- _TASK_: For the word "icon", count the lines below that contain it. Give the number alone.
<<<<
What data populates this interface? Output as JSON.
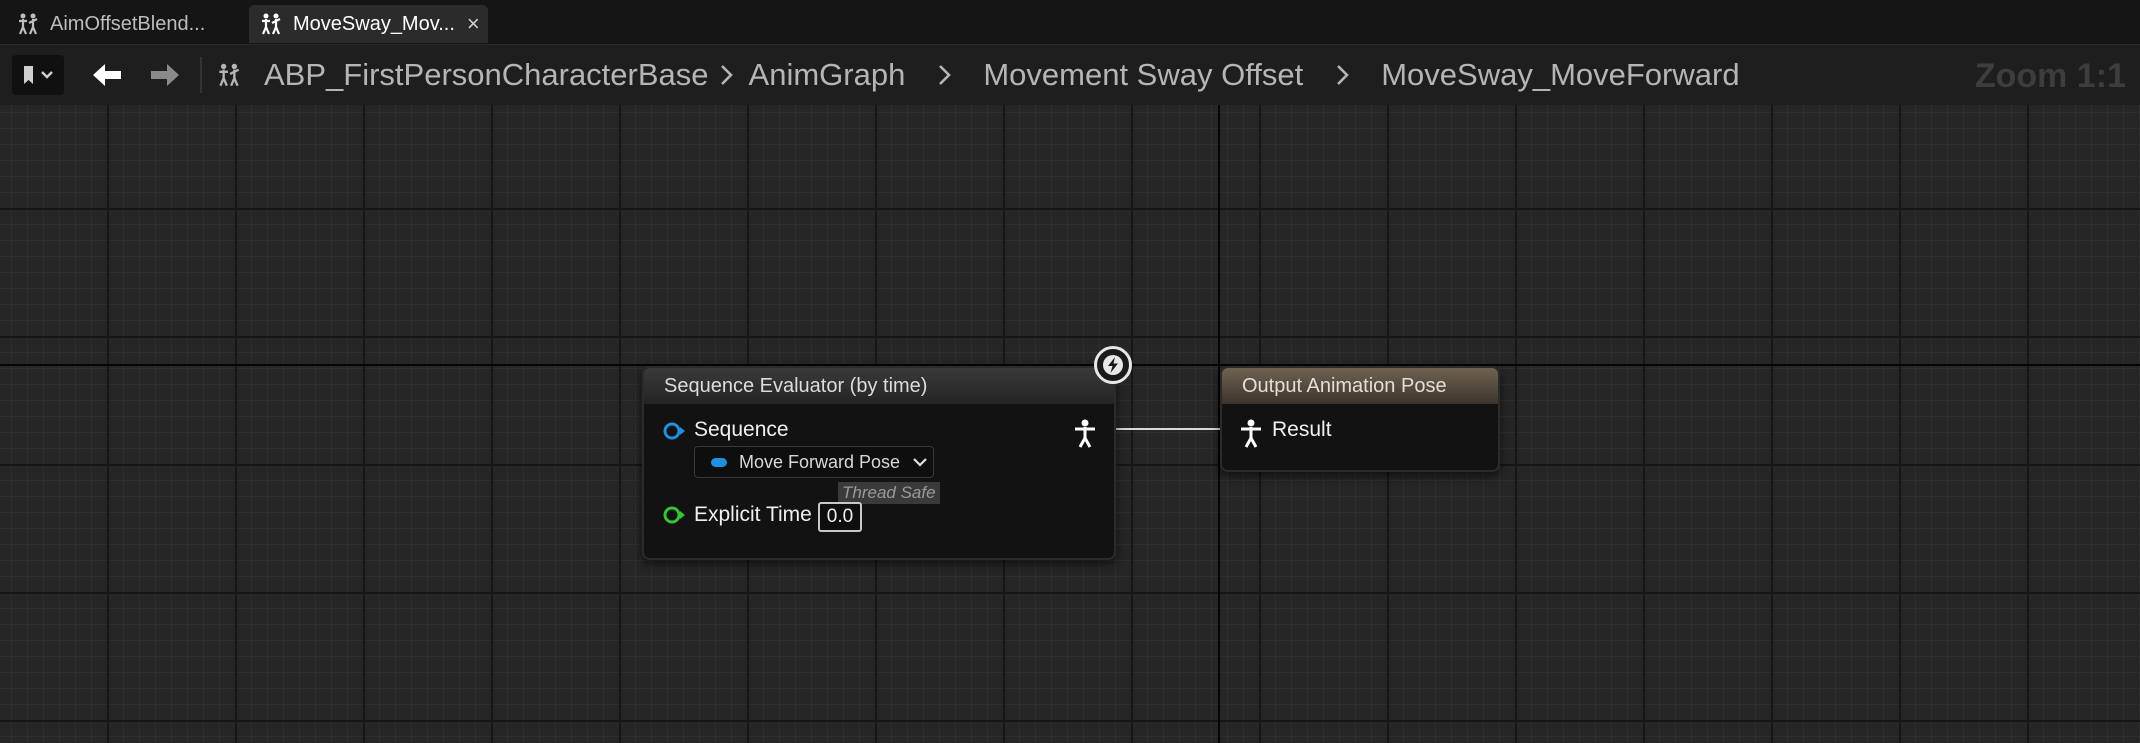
{
  "tabs": [
    {
      "label": "AimOffsetBlend...",
      "icon": "anim-blueprint-icon",
      "active": false
    },
    {
      "label": "MoveSway_Mov...",
      "icon": "anim-blueprint-icon",
      "active": true,
      "close": "×"
    }
  ],
  "breadcrumbs": {
    "items": [
      "ABP_FirstPersonCharacterBase",
      "AnimGraph",
      "Movement Sway Offset",
      "MoveSway_MoveForward"
    ],
    "zoom": "Zoom 1:1"
  },
  "nodes": {
    "sequence_evaluator": {
      "title": "Sequence Evaluator (by time)",
      "sequence_label": "Sequence",
      "sequence_value": "Move Forward Pose",
      "thread_safe": "Thread Safe",
      "explicit_time_label": "Explicit Time",
      "explicit_time_value": "0.0"
    },
    "output_pose": {
      "title": "Output Animation Pose",
      "result_label": "Result"
    }
  },
  "colors": {
    "sequence_pin": "#1f8fe0",
    "float_pin": "#32c632",
    "output_header": "#6f6252"
  }
}
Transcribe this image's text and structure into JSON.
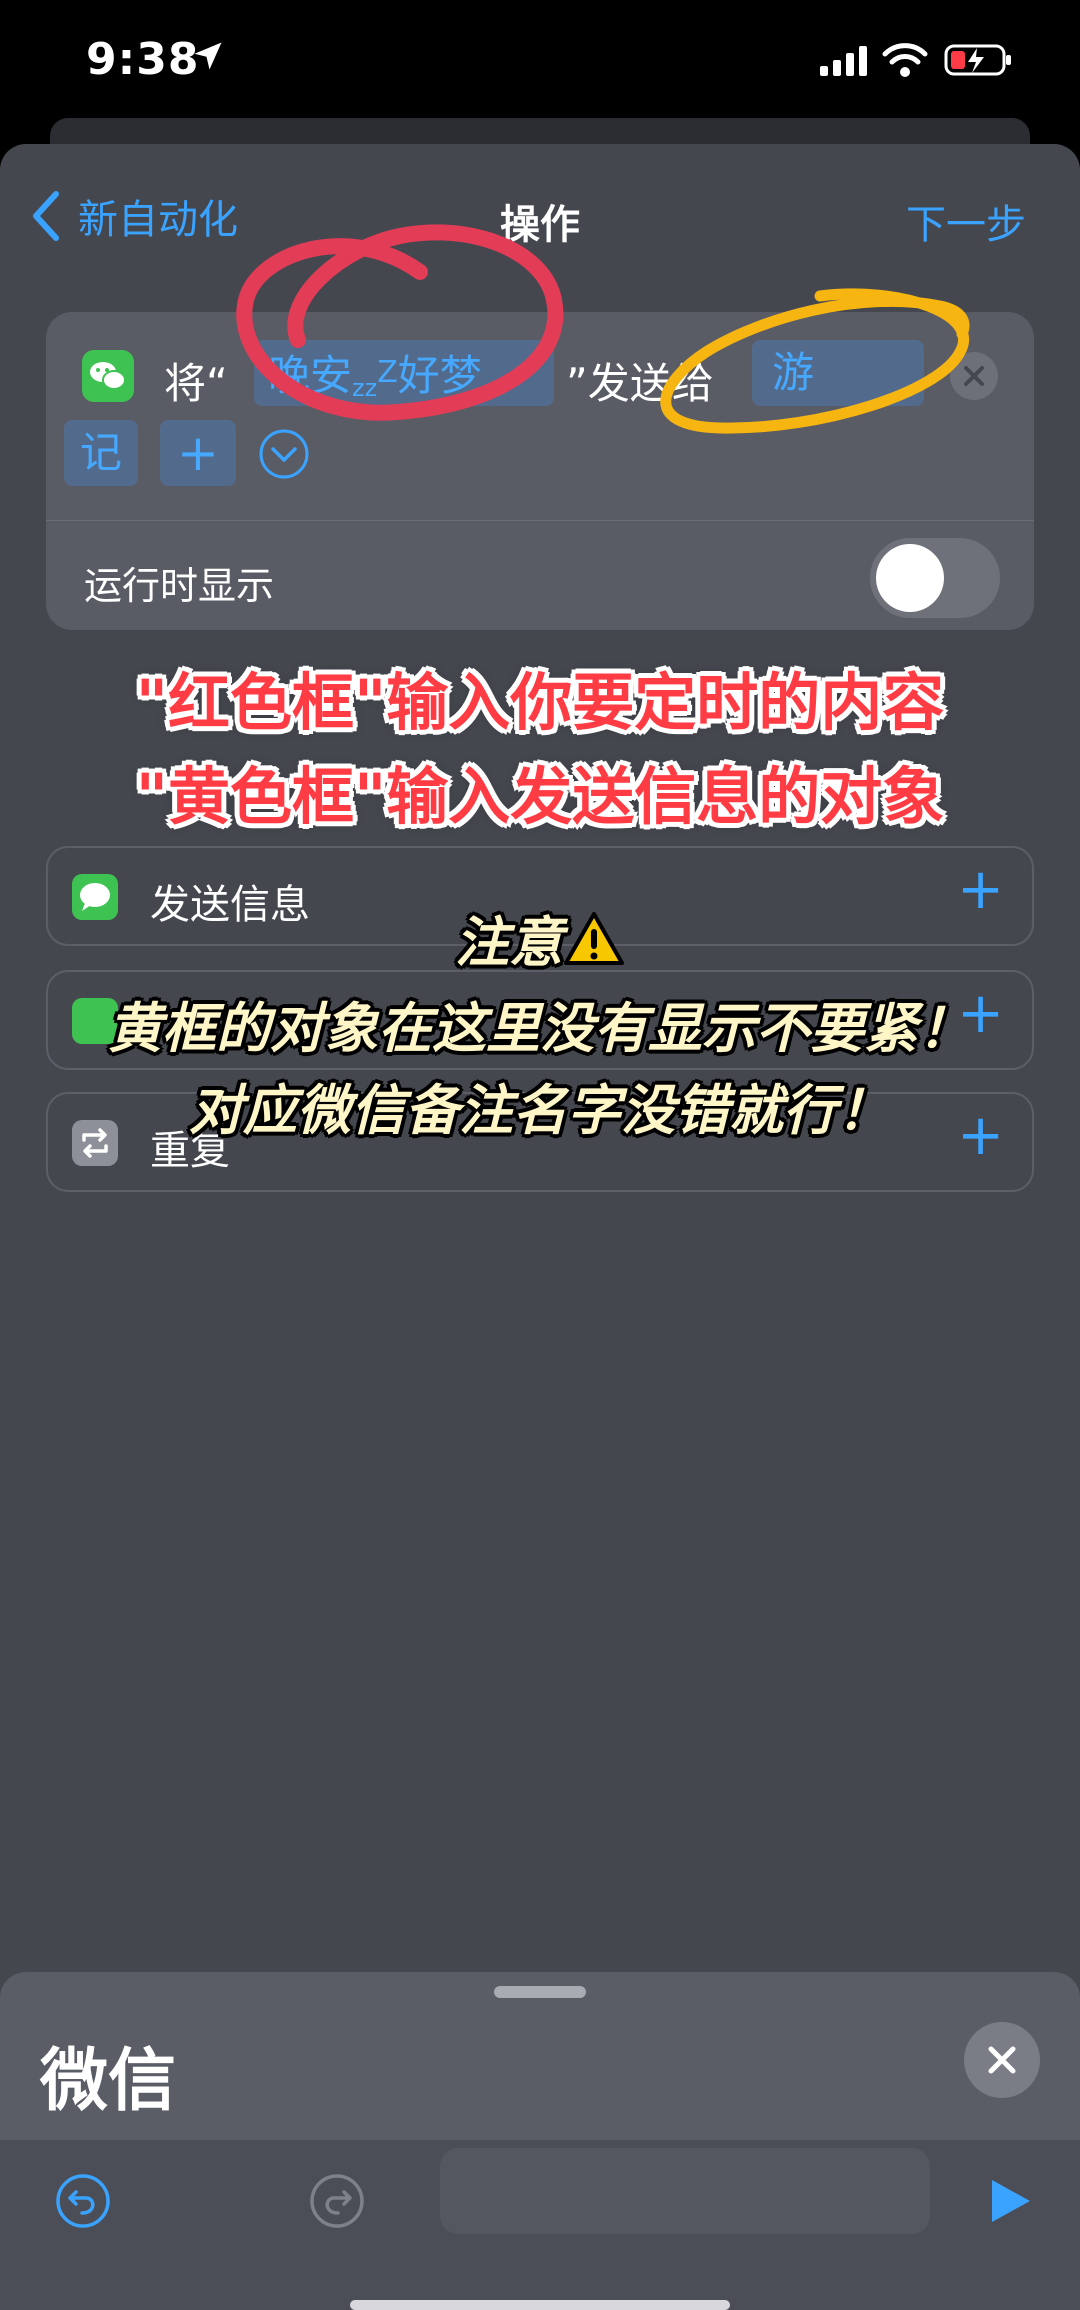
{
  "status_bar": {
    "time": "9:38"
  },
  "nav": {
    "back_label": "新自动化",
    "title": "操作",
    "next_label": "下一步"
  },
  "action": {
    "prefix": "将“",
    "content_before": "晚安",
    "content_zz_small": "z",
    "content_zz_mid": "z",
    "content_zz_big": "Z",
    "content_after": "好梦",
    "suffix": "”发送给",
    "recipient_part1": "游",
    "recipient_part2": "记",
    "add_symbol": "+",
    "run_label": "运行时显示",
    "run_toggle_on": false
  },
  "annotations": {
    "red_line1": "\"红色框\"输入你要定时的内容",
    "red_line2": "\"黄色框\"输入发送信息的对象",
    "note_title": "注意",
    "note_line1": "黄框的对象在这里没有显示不要紧！",
    "note_line2": "对应微信备注名字没错就行！"
  },
  "suggestions": [
    {
      "label": "发送信息",
      "icon": "messages-icon",
      "add": "+"
    },
    {
      "label": "",
      "icon": "wechat-icon",
      "add": "+"
    },
    {
      "label": "重复",
      "icon": "repeat-icon",
      "add": "+"
    }
  ],
  "bottom_panel": {
    "title": "微信"
  },
  "colors": {
    "accent": "#3aa3ff",
    "red_circle": "#e23c57",
    "yellow_circle": "#f7b512",
    "wechat_green": "#3ec252"
  }
}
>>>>
- _ANSWER SECTION_: 5